Food For Life – Sprouting and Health Pt II

When it is time to harvest and use your sprouts, a little time and care will increase your eating pleasure. Adzuki, alfalfa, cabbage, clover, fenugreek, mung, and radish taste better with their hulls removed. The sprouts can be put into a sink filled halfway with cool water, then agitated gently with your fingers to remove the hulls, which will either fall to the bottom of the sink or begin to float. Push the floating hulls to one corner of the sink, and then gently remove the sprouts, being careful to not stir up the hulls on the bottom of the sink. The harvested sprouts can be transferred to a covered clean glass jar or placed in a sealable plastic bag and stored in the refrigerator. The sprouts will continue to grow slowly in the refrigerator until use.

Although this is an easy process, sometimes things can go wrong.
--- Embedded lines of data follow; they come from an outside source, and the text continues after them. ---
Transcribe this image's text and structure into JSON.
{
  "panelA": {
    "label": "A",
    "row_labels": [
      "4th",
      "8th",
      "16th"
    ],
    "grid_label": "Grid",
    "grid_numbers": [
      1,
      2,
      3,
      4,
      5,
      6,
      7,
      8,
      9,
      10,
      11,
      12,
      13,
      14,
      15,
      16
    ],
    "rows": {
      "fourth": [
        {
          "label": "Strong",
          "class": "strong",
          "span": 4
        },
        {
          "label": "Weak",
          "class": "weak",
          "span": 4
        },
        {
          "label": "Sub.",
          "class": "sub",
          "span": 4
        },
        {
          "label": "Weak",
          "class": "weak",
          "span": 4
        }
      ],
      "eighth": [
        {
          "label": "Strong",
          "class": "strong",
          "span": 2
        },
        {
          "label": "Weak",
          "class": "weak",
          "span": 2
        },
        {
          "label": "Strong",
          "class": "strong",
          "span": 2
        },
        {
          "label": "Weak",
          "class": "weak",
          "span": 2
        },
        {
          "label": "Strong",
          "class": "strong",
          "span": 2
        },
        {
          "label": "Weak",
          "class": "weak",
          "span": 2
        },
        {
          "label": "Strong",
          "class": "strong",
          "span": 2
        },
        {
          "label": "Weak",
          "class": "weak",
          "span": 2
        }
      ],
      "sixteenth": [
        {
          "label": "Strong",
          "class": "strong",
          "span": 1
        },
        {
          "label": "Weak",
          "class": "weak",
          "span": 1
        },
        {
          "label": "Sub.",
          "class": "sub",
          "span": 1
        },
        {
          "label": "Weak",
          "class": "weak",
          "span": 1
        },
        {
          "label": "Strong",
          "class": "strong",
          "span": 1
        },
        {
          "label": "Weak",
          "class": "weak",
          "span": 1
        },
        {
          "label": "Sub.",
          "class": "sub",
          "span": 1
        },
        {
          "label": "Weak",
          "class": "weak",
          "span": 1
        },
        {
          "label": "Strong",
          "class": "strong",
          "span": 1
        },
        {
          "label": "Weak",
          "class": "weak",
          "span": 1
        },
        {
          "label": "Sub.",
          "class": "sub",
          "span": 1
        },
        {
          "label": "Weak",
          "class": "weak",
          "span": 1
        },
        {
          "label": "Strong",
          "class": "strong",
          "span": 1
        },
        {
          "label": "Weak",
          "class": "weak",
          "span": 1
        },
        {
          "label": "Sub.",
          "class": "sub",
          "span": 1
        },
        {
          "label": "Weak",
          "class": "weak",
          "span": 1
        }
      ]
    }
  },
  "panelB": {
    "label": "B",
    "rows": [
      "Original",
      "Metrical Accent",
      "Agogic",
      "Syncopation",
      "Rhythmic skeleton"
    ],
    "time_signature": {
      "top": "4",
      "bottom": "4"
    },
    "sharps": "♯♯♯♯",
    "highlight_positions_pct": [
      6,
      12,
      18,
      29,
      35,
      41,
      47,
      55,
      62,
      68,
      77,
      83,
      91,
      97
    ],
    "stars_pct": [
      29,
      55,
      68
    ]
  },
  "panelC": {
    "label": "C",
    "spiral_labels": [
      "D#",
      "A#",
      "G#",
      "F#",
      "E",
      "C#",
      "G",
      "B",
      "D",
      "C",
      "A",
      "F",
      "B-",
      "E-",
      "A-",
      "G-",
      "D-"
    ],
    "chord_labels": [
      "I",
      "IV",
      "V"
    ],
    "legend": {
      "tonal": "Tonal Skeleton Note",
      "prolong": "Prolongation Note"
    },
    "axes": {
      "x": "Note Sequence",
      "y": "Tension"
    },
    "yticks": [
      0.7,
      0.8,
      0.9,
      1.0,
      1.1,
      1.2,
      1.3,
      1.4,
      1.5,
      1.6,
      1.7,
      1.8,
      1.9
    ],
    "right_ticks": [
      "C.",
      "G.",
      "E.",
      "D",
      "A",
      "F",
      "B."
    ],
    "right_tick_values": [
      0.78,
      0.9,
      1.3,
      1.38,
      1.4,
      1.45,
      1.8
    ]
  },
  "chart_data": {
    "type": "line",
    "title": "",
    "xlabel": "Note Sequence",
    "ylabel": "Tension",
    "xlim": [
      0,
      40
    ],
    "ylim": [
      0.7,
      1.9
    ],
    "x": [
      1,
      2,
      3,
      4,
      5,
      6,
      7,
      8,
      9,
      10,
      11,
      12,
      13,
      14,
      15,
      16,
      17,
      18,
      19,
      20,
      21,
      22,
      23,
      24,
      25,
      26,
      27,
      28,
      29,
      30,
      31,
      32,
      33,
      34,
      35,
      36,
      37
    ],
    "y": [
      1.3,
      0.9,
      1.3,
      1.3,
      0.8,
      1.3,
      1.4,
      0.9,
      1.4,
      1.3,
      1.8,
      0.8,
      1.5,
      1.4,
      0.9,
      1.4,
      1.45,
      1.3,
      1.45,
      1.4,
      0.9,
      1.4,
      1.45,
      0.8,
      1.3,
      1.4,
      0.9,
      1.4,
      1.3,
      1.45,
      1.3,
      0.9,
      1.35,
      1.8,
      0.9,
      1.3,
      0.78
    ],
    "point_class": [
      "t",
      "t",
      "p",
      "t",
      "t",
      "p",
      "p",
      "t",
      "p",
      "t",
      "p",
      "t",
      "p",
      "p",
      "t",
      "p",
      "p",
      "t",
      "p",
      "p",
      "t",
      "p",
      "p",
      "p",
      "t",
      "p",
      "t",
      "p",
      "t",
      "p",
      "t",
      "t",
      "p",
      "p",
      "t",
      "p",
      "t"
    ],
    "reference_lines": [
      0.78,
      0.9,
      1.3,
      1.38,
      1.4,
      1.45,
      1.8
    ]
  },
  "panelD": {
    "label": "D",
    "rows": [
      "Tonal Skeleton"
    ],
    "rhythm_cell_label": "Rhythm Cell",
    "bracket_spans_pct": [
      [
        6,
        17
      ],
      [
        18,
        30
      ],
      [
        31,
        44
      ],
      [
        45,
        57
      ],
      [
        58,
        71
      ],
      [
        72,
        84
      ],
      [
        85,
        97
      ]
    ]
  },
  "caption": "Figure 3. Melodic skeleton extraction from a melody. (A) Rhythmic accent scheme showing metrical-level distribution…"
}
The most common problem is spoilage. Contributing to spoilage may be one of the following factors: bad or cracked seeds, inconsistent rinsing—remember this removes the seeds’ waste, too much heat, and inadequate ventilation. So be sure to inspect your seeds for cracked seed, rinse on a regular basis, monitor the temperature and rinse more often if needed, and, lastly, use a fan to circulate the air. One other thing that can affect the enjoyment of your sprouts is poor texture or a bitter taste. This can be avoided by following the sprouting chart* carefully—do not over soak and do not grow the sprouts too long.

Sprouts can be used in salads; on bread; in bread recipes, dried breads, and crackers; blended to make spreads or juice; in loafs and dressings; in milks, cereals, and soups. Begin your sprouting journey and see where it takes you. Enjoy better health as you add sprouts into your diet.

*For a copy of the sprouting chart, e-mail your request to:, or refer to The Sprouting Book, by Ann Wigmore, Avery Publishing Group Inc., Wayne, New Jersey, 1986.